Exercise material:
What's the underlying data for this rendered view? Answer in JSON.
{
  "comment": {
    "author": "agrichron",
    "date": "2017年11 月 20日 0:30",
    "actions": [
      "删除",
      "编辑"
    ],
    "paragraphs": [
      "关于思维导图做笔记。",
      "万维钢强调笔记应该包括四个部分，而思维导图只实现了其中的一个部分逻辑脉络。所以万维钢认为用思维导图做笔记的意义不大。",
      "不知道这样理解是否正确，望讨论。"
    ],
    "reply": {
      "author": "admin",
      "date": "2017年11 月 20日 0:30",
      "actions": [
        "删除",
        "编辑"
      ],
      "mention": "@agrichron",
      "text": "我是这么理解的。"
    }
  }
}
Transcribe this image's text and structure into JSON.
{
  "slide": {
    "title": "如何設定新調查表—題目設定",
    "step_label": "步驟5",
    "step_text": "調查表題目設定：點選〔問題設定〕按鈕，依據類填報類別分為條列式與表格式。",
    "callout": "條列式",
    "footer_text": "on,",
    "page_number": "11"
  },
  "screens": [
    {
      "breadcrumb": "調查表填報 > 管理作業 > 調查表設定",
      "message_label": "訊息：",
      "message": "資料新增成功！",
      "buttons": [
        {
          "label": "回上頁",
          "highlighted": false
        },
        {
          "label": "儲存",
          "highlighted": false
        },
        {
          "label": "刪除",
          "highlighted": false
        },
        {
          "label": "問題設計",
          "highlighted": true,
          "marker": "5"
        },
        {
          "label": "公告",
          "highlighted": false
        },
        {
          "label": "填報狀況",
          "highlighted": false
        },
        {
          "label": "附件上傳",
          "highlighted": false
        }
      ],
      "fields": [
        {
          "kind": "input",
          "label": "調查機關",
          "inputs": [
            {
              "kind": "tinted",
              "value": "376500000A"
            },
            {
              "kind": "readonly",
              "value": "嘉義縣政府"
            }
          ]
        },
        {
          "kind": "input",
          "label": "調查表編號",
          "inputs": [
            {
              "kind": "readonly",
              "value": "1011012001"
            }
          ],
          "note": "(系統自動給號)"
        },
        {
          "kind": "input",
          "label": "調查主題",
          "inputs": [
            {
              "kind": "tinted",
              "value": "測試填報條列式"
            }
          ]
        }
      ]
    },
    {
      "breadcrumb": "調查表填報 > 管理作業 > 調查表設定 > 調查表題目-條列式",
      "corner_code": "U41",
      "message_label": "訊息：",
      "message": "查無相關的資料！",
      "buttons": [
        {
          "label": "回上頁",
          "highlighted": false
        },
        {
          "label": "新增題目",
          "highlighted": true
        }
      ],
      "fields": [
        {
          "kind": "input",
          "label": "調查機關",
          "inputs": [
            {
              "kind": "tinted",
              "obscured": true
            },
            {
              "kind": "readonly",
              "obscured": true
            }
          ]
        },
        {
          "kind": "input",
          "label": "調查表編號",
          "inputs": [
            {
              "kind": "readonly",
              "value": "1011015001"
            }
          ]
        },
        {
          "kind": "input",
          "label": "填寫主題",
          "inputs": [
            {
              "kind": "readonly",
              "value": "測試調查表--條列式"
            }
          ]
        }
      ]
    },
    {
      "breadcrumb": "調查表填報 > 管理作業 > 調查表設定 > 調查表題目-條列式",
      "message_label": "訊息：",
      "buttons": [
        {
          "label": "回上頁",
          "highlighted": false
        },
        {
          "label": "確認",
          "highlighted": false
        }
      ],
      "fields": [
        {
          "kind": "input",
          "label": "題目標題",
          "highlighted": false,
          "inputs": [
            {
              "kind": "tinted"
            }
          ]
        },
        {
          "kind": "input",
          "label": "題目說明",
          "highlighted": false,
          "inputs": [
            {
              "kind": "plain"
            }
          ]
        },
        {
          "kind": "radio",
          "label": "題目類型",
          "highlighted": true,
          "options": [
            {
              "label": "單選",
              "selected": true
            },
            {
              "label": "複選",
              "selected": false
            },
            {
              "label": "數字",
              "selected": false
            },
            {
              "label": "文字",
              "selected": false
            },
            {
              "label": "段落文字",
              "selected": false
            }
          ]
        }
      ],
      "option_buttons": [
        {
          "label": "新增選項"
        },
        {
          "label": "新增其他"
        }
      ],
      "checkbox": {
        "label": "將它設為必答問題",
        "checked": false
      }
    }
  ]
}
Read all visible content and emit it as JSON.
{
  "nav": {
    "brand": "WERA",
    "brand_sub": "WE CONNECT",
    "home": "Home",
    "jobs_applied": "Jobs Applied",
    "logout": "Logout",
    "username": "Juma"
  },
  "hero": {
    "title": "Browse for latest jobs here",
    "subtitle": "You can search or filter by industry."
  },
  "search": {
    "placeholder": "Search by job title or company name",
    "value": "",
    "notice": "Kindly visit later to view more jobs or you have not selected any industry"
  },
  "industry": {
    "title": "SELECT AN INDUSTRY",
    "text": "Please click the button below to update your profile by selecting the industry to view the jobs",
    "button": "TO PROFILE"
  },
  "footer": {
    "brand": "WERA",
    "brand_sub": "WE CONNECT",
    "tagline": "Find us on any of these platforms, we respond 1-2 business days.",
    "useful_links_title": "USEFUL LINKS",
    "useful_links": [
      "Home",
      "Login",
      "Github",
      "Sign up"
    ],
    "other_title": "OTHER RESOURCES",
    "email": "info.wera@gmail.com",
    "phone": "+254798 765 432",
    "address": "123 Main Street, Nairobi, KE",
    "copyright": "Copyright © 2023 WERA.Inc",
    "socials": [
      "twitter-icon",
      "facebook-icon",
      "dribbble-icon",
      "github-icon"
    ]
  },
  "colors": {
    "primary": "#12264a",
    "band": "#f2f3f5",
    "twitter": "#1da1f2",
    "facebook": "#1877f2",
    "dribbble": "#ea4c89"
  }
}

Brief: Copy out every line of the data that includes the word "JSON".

Result below:
What's the underlying data for this rendered view? Answer in JSON.
Transcribe this image's text and structure into JSON.
Read all visible content and emit it as JSON.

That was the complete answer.